At 7.766 Gauss, it is about 10 times stronger than the strongest magnetic field found on Earth! What is Gauss? Magnetic field strengths are measured in units called Gauss or Teslas. A magnetic field with a strength of 10,000 Gauss also has a strength of 1 Tesla.
Juno is giving us a unique view of the magnetic field close to Jupiter that we’ve never had before. For example, data from the spacecraft (displayed in the graphic above) suggests that the planet’s magnetic field is “lumpy”, meaning its stronger in some places and weaker in others. This uneven distribution suggests that the field might be generated by dynamo action (where the motion of electrically conducting fluid creates a self-sustaining magnetic field) closer to the surface, above the layer of metallic hydrogen. Juno’s orbital track is illustrated with the black curve.
4. Sounds of Jupiter
Juno also observed plasma wave signals from Jupiter’s ionosphere.
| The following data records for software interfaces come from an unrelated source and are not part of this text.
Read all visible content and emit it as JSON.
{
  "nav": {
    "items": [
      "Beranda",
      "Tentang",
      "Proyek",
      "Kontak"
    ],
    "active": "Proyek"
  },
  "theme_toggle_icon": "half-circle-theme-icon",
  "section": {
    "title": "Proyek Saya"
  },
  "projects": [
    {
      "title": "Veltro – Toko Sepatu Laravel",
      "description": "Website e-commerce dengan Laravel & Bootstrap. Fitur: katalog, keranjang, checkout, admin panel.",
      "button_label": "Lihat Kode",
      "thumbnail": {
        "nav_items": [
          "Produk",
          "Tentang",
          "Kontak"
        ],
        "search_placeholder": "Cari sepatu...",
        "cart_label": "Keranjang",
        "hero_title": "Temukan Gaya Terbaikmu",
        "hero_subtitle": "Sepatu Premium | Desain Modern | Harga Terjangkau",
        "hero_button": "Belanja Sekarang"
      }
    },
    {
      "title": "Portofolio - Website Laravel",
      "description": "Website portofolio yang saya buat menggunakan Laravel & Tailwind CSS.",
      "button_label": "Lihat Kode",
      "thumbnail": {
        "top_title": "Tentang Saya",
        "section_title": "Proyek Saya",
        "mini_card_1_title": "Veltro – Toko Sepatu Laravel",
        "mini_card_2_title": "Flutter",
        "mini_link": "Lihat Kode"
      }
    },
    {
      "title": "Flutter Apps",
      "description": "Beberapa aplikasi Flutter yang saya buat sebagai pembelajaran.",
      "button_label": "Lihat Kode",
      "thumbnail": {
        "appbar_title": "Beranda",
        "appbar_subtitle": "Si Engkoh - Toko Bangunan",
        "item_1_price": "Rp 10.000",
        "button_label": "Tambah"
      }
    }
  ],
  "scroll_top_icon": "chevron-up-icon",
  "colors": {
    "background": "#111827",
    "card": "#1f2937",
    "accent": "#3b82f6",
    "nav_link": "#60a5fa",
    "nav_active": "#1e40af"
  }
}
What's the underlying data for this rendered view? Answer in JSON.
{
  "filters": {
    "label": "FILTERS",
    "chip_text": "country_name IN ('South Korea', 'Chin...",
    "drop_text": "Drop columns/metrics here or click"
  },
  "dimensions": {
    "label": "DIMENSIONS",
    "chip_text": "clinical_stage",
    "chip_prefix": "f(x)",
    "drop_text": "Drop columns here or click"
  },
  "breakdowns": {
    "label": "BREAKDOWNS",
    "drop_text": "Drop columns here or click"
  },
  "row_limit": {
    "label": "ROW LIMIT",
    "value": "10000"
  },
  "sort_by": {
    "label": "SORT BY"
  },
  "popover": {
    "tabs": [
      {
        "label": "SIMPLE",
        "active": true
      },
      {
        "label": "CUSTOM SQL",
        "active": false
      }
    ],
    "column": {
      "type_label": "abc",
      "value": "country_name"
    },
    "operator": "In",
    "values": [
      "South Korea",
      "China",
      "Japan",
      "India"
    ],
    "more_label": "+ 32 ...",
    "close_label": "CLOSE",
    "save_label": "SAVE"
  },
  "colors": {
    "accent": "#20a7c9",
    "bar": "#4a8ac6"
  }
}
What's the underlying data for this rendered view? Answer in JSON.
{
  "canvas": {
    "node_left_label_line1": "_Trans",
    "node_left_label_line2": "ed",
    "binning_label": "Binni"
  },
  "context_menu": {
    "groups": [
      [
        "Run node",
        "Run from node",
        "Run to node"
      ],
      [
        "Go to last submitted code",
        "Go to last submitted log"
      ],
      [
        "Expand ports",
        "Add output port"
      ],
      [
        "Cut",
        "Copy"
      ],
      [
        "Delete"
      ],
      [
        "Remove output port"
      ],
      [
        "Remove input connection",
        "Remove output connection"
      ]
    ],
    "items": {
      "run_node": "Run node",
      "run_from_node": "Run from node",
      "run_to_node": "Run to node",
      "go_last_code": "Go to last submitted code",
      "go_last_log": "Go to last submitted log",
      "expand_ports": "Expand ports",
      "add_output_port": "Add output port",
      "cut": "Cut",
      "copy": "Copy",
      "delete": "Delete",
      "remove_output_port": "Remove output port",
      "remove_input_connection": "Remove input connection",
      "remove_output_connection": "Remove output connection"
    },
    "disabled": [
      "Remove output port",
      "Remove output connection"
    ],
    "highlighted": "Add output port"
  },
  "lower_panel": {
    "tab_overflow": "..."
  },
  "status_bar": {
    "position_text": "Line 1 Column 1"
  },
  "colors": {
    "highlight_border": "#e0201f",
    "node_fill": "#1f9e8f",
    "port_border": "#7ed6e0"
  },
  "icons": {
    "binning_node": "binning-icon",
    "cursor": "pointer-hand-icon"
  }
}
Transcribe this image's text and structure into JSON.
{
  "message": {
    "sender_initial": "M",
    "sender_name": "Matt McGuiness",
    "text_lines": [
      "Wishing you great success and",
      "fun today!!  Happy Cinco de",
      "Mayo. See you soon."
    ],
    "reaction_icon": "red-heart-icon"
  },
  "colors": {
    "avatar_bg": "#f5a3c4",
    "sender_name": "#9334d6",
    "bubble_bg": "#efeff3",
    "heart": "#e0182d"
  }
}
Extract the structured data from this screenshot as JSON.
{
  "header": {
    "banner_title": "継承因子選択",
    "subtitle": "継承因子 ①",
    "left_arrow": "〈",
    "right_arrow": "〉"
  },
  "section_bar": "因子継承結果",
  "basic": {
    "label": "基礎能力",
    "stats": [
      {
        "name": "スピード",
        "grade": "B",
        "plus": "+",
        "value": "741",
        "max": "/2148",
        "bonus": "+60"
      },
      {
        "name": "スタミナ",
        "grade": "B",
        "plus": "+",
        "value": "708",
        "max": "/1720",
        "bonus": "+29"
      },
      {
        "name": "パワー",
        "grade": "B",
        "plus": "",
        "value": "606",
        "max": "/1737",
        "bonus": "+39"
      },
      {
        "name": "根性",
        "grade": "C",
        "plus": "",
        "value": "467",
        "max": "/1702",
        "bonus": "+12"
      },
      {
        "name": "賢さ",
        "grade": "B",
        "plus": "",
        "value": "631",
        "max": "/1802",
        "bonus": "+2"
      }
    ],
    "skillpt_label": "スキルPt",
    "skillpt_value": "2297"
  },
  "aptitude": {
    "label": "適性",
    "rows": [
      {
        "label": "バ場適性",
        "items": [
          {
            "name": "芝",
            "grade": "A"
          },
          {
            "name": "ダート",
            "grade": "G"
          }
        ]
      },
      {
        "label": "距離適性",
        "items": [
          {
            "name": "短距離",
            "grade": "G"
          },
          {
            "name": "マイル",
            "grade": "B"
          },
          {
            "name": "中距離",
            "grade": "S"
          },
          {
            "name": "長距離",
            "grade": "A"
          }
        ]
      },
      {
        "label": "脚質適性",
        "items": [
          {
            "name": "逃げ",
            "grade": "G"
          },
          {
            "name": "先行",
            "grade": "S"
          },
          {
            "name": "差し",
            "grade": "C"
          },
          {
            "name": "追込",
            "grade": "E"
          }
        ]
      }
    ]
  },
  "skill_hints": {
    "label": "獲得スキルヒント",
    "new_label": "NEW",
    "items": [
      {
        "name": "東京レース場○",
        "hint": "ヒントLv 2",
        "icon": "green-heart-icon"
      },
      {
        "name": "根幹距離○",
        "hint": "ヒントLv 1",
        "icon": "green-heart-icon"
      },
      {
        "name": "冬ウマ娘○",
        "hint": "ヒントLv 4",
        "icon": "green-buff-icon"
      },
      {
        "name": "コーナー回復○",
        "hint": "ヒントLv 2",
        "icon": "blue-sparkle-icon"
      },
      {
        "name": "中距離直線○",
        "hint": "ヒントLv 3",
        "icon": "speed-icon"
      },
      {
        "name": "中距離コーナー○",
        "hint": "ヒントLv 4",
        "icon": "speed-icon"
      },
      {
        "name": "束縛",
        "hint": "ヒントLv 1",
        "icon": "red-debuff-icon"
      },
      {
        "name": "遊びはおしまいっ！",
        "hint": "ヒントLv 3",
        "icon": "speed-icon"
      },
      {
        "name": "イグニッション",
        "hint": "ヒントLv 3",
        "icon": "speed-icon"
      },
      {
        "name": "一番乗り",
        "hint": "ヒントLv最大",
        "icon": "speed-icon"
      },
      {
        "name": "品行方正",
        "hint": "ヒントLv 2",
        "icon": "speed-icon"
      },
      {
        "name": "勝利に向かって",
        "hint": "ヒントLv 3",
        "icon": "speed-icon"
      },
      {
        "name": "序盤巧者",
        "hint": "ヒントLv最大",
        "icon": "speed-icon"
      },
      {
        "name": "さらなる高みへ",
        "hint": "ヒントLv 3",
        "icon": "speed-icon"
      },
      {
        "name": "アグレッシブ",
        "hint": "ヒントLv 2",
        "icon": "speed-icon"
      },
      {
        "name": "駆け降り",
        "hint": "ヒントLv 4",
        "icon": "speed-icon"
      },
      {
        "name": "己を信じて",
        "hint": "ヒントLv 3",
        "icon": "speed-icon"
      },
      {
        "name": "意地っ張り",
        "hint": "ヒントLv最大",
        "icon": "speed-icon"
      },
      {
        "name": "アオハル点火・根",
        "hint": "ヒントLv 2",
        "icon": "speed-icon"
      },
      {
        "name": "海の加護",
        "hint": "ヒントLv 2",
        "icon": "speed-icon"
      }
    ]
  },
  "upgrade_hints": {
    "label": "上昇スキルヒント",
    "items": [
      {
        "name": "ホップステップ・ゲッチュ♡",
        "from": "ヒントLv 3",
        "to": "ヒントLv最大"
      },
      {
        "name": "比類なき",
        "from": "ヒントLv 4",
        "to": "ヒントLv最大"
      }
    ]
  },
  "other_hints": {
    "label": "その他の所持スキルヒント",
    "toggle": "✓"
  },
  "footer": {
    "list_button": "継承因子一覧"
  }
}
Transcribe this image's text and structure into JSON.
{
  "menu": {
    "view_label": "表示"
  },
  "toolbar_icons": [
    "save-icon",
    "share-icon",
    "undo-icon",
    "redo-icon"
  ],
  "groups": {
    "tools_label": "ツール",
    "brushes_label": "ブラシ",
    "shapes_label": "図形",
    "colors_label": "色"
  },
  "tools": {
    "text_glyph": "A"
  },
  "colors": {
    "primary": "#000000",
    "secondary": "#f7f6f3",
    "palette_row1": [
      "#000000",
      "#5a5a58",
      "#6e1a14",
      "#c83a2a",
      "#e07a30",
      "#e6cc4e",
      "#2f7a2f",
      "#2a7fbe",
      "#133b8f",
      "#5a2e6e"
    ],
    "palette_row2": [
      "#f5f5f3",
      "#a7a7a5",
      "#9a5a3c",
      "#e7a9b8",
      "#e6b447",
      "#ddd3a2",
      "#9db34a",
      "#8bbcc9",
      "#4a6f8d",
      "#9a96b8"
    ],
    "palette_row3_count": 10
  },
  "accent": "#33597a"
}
This movie shows results from Juno’s radio wave detector that were recorded while it passed close to Jupiter. Waves in the plasma (the charged gas) in the upper atmosphere of Jupiter have different frequencies that depend on the types of ions present, and their densities.
Mapping out these ions in the jovian system helps us understand how the upper atmosphere works including the aurora. Beyond the visual representation of the data, the data have been made into sounds where the frequencies and playback speed have been shifted to be audible to human ears.
5. Jovian “Southern Lights”
The complexity and richness of Jupiter’s “southern lights” (also known as auroras) are on display in this animation of false-color maps from our Juno spacecraft. Auroras result when energetic electrons from the magnetosphere crash into the molecular hydrogen in the Jovian upper atmosphere. The data for this animation were obtained by Juno’s Ultraviolet Spectrograph.
During Juno’s next flyby on July 11, the spacecraft will fly directly over one of the most iconic features in the entire solar system – one that every school kid knows – Jupiter’s Great Red Spot! If anybody is going to get to the bottom of what is going on below those mammoth swirling crimson cloud tops, it’s Juno.